The ban, which allows bags the size of small purses, came less than two weeks after a security threat led to the closing of a high school in the district for two days. At a special meeting of the Flint Board of Education, educators voiced their growing concerns about school safety after a series of school shootings around the country, including one in Oxford, Mich., a community about 30 miles outside Flint, where a student shot and killed four classmates at a high school in 2021.
Younger children have also been bringing weapons to school. In January, a 6-year-old first grader in Newport News, Va., shot his teacher with a handgun.
“In my 15 years of service here in Flint Community Schools, I’ve never felt the way I do now,” Ernest Steward, the district’s director of student services, said at the meeting.
Mr. Steward’s safety concerns are valid, said Justin Heinze, an educational psychologist at the University of Michigan’s School of Public Health who focuses on school violence prevention.
“It’s pretty much undeniable that the number of shootings and the severity of shootings are going up” in schools, Dr. Heinze said.
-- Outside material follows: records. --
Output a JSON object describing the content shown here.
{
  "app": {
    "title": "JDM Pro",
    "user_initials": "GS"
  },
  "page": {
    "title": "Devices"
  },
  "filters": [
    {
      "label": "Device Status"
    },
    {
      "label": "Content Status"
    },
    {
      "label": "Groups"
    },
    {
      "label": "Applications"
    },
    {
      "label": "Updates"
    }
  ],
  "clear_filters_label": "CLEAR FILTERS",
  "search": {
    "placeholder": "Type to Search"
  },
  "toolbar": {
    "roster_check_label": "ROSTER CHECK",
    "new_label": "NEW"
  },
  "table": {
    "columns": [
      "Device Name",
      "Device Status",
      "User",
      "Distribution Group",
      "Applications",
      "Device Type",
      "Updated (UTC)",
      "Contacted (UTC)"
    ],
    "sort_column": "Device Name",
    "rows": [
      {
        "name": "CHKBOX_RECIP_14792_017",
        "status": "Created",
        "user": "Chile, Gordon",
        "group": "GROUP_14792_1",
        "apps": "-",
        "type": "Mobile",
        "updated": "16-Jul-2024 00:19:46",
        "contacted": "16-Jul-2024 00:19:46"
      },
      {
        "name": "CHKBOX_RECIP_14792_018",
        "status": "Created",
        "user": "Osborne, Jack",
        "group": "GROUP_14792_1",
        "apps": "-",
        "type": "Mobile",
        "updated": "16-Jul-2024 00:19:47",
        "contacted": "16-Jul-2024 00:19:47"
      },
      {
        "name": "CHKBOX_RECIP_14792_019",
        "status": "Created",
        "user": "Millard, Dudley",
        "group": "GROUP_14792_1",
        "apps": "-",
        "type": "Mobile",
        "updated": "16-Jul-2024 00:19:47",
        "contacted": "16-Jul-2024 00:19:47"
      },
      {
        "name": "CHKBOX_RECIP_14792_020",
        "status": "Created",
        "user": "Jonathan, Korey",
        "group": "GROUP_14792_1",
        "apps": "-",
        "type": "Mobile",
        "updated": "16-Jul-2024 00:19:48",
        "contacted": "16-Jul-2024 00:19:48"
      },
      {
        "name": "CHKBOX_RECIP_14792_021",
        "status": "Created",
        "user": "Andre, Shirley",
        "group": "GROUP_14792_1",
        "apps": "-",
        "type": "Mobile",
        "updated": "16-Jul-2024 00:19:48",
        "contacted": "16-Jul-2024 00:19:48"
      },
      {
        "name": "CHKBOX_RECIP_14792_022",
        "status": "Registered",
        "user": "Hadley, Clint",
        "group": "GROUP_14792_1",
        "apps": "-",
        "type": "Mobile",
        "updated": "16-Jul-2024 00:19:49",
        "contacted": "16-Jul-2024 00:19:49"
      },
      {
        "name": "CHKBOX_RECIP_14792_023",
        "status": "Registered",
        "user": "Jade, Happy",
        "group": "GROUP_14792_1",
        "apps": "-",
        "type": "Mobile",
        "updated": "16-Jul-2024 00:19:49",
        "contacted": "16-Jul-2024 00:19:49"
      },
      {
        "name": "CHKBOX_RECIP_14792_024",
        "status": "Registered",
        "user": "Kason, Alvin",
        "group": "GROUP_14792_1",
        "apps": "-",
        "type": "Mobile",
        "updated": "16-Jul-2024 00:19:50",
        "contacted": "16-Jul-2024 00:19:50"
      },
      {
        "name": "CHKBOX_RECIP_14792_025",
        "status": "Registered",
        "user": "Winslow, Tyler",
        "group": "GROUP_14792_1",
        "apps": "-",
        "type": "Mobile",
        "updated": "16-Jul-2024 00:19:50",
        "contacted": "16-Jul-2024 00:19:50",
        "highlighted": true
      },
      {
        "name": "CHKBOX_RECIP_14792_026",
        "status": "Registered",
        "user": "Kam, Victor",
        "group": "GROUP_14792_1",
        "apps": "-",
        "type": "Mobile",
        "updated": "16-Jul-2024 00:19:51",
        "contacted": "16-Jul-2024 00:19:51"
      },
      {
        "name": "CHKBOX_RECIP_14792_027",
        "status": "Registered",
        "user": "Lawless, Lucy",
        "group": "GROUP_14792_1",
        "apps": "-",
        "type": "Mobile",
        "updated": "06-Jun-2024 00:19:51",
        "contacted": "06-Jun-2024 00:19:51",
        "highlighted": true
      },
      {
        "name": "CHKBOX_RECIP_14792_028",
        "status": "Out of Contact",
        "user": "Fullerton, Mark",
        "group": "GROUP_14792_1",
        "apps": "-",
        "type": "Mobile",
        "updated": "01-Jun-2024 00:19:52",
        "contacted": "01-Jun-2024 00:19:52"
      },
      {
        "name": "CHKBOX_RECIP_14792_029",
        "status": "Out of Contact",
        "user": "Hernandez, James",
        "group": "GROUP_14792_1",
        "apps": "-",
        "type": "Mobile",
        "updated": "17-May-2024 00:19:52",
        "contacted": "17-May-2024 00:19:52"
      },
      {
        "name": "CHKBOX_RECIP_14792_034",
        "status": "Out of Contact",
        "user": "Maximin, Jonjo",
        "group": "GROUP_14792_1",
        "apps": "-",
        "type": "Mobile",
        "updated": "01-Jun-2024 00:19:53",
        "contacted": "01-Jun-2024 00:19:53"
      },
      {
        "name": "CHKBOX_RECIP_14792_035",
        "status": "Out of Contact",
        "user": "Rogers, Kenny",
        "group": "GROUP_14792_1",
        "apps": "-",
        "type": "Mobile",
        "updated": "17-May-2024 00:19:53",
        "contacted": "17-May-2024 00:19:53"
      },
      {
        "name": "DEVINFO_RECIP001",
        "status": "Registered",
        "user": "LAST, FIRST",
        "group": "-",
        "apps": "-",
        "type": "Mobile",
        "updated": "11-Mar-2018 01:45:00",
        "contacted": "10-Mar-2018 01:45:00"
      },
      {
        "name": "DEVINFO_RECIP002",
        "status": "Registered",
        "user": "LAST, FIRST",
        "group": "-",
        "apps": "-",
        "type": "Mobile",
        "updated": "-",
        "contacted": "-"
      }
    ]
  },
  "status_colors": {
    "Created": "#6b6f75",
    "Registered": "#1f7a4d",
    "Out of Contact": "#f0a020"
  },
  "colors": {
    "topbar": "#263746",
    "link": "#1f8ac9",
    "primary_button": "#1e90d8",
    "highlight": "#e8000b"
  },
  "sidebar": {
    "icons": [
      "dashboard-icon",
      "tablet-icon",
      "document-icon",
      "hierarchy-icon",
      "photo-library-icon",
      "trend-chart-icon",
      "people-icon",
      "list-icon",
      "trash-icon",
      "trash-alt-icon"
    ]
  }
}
A 2022 report from the National Center for Education Statistics and the Bureau of Justice Statistics recorded a total of 93 school shootings during the 2020-21 school year, the highest since 2000-01.
About 3 percent of students in kindergarten through 12th grade will bring a weapon to school in a given year, Dr. Heinze said.
At the April 25 board meeting, Mr. Steward recommended eliminating backpacks for at least the rest of the academic year.
The threat to the high school was “just one incident of ongoing issues we’ve had this year around students bringing weapons into our buildings in backpacks,” he said. He added that the district had banned backpacks in the past.
As surging gun violence continues to devastate American classrooms and the president himself declared that he was powerless to prevent it, a patchwork of simple measures, including policies requiring clear backpacks or banning them altogether, have taken on heightened significance.
Backpack bans have been rolled out in other communities recently, including one put in place this week at an elementary school in Ocala, Fla., after a student brought in a toy gun that looked real, a spokesman for the district said.
In an April 27 letter announcing the new policy, Kevelin Jones, the superintendent in Flint, wrote that “backpacks make it easier for students to hide weapons, which can be disassembled and harder to identify or hidden” but that “clear backpacks do not completely fix this issue.”
“By banning backpacks altogether and adding an increased security presence across the district, we can better control what is being brought into our buildings,” he wrote.
Dr. Heinze said there was not much evidence to support either banning backpacks or mandating clear ones, noting that only a handful of studies in the past 20 years had looked at the issue in depth.
Dr. Lewis questioned why the ban was necessary for elementary school students. She said she had stopped sending Jaxon to school with a notebook, a folder and a change of clothes for his after-school activities.
Chloe Combs, an eighth grader at Holmes STEM Academy in Flint, has been bringing her lunch to school every day since kindergarten, said her mother, Sherese Combs. On Monday, Chloe, 14, switched from a backpack with plenty of room for a lunch bag and a water bottle to a miniature backpack, the size of a small purse, that can only fit a smaller lunch container. She’s not able to bring quite as much food, Ms. Combs said, “but she manages.”
Ms. Combs stressed that parents should do more to ensure that their children were not bringing weapons to school. She expressed disappointment over a violent clash between two parents during student pickup at a nearby charter school, in which the state police said one woman had shot another.
“The only time I’m comfortable is when she gets home from school,” Ms. Combs said about Chloe. “It’s just very stressful.”